Lines with the word "icon": copy all of them from the entries below.

※

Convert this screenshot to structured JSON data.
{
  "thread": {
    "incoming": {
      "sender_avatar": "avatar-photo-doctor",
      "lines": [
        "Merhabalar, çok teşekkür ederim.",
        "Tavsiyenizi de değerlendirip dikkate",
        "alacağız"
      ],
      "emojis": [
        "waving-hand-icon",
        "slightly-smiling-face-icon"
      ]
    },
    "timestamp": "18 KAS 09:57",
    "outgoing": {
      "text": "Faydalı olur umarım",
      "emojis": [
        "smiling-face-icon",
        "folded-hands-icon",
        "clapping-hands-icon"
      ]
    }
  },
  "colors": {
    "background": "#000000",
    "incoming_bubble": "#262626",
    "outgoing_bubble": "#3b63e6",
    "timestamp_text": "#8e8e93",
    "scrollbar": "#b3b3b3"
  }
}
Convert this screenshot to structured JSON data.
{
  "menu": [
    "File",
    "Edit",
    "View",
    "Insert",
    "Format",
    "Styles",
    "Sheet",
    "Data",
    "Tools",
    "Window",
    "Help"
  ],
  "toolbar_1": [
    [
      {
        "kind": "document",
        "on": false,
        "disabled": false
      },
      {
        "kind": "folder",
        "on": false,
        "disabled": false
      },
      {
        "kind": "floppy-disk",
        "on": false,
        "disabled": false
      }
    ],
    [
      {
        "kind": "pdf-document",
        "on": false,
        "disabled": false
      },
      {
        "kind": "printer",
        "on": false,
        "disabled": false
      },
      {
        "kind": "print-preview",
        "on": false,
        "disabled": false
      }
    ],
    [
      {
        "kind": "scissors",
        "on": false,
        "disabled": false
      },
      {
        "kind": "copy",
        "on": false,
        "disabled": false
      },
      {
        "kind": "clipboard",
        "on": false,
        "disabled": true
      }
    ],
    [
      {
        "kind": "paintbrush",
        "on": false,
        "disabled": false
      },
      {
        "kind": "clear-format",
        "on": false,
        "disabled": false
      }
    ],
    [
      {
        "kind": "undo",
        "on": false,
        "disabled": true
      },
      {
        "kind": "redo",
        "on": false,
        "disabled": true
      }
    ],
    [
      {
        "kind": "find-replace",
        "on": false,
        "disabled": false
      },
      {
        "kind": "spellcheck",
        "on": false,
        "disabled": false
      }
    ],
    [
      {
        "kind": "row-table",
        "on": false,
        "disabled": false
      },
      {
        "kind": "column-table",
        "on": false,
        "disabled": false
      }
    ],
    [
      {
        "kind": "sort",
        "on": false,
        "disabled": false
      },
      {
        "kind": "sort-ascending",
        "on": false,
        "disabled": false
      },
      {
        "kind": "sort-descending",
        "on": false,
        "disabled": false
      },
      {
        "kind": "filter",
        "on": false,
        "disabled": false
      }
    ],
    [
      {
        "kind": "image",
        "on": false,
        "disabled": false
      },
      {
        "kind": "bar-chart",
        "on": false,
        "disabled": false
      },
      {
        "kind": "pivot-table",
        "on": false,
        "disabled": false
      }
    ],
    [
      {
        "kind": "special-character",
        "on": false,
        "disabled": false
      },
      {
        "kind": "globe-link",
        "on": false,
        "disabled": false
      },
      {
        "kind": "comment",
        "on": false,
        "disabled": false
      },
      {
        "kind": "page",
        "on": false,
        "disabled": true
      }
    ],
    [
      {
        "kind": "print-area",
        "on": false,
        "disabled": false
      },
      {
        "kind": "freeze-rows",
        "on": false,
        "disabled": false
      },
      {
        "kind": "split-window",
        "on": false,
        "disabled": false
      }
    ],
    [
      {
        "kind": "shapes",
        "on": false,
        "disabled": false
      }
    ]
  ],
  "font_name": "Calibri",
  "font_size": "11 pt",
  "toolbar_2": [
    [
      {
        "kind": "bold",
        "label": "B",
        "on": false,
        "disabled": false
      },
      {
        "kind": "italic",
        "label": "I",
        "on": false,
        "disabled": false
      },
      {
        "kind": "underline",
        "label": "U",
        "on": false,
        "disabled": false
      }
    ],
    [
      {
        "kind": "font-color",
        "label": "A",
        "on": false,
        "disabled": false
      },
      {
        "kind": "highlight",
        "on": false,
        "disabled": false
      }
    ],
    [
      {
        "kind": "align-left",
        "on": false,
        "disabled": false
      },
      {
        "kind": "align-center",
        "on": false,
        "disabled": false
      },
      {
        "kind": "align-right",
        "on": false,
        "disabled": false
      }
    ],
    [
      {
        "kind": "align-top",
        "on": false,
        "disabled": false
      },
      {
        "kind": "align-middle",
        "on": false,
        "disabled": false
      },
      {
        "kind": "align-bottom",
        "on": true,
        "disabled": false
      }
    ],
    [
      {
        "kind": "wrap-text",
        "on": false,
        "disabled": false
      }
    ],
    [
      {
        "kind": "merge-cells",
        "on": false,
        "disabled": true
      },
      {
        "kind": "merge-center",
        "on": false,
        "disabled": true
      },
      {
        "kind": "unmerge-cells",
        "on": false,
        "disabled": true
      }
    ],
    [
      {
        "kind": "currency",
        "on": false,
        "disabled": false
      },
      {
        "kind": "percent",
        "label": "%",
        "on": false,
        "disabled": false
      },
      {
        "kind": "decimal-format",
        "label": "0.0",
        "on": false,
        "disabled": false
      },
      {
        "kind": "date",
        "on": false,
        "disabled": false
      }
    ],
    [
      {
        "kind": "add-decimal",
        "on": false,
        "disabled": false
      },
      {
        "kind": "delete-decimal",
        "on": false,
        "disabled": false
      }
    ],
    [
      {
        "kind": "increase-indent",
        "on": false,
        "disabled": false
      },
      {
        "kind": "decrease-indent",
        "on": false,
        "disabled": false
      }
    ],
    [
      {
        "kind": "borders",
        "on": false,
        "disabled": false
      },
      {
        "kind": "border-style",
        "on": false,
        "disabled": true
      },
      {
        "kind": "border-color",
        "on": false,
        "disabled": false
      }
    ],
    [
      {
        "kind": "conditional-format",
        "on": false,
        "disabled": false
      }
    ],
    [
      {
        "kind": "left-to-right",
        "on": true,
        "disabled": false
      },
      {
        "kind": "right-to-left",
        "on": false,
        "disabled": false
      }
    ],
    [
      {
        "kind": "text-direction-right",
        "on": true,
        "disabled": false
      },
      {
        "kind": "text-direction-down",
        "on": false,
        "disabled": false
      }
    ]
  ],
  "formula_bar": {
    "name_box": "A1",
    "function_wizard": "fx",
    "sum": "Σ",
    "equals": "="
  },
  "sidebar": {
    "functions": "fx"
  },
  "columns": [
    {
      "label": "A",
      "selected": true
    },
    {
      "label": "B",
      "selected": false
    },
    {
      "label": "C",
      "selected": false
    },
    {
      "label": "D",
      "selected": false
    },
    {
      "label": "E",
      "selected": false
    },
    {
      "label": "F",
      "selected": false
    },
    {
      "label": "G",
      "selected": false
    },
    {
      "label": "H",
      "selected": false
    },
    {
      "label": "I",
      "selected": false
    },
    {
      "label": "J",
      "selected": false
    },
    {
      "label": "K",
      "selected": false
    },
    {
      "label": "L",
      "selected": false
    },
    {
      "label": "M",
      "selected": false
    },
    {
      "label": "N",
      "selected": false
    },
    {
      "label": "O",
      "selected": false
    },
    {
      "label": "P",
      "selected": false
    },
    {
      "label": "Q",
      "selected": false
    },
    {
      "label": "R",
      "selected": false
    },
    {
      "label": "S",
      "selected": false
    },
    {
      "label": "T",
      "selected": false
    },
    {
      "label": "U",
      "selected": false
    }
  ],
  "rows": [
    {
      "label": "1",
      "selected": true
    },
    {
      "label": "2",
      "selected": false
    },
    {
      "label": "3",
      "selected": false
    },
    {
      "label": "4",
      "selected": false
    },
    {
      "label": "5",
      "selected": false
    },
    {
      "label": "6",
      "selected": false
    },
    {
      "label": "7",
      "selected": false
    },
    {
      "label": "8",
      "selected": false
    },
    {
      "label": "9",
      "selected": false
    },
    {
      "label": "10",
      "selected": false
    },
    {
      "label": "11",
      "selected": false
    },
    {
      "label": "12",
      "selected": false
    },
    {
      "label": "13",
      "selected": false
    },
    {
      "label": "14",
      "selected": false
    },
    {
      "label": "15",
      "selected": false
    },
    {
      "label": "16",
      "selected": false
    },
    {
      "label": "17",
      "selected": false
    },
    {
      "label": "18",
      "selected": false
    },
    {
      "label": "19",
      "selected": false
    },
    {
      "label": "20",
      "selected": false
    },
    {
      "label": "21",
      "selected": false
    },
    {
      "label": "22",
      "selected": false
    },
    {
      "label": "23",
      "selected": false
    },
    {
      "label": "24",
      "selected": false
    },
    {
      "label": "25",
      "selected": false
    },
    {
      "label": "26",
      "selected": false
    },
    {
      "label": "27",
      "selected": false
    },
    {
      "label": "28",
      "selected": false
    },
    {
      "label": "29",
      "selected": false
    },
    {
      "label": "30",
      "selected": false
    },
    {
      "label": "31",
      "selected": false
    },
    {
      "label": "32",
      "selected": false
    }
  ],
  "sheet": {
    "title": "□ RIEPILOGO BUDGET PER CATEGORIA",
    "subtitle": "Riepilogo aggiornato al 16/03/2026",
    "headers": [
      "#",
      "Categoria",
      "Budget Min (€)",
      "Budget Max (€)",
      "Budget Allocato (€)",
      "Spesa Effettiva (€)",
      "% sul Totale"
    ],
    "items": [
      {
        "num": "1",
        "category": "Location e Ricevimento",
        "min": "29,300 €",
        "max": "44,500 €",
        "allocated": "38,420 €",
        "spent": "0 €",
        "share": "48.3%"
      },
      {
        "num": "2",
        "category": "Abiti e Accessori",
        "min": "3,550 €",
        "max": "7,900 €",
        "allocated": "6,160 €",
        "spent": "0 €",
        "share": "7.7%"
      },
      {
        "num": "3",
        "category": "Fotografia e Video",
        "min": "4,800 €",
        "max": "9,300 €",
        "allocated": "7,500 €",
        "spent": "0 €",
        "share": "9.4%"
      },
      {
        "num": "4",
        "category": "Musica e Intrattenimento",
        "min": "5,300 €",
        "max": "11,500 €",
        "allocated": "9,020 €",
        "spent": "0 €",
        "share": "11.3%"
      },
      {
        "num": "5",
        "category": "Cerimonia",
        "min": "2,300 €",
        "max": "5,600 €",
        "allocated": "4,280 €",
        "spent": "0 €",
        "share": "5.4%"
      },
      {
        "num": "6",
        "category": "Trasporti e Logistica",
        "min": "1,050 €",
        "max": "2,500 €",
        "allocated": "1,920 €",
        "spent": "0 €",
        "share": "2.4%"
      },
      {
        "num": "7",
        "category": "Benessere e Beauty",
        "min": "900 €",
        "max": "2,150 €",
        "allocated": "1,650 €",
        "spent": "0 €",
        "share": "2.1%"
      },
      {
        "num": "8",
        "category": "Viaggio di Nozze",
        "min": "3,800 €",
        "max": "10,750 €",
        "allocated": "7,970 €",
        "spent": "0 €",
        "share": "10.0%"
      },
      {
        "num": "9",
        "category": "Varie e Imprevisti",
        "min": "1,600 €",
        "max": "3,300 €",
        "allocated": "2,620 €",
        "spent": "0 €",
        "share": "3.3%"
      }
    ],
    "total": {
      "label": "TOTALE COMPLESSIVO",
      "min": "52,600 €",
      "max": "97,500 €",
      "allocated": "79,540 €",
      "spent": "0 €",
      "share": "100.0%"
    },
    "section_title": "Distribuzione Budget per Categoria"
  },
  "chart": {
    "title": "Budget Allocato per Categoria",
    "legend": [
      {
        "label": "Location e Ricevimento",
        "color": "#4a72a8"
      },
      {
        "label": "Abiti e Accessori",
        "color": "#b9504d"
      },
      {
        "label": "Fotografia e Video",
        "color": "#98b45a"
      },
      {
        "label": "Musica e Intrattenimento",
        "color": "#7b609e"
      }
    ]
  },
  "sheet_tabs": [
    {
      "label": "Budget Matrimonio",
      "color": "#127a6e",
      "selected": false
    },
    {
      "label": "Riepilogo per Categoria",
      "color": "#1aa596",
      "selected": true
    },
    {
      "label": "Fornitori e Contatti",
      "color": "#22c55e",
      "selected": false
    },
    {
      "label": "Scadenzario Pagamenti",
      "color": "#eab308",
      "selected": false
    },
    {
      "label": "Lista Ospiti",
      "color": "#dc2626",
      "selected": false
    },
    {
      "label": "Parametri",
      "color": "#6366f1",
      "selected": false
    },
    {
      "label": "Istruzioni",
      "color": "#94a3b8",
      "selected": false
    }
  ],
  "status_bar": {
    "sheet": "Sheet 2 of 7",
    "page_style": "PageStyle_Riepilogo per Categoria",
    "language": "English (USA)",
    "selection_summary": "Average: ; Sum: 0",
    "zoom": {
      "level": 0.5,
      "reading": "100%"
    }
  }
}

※

> **Response to this exercise**
        "waving-hand-icon",
        "slightly-smiling-face-icon"
        "smiling-face-icon",
        "folded-hands-icon",
        "clapping-hands-icon"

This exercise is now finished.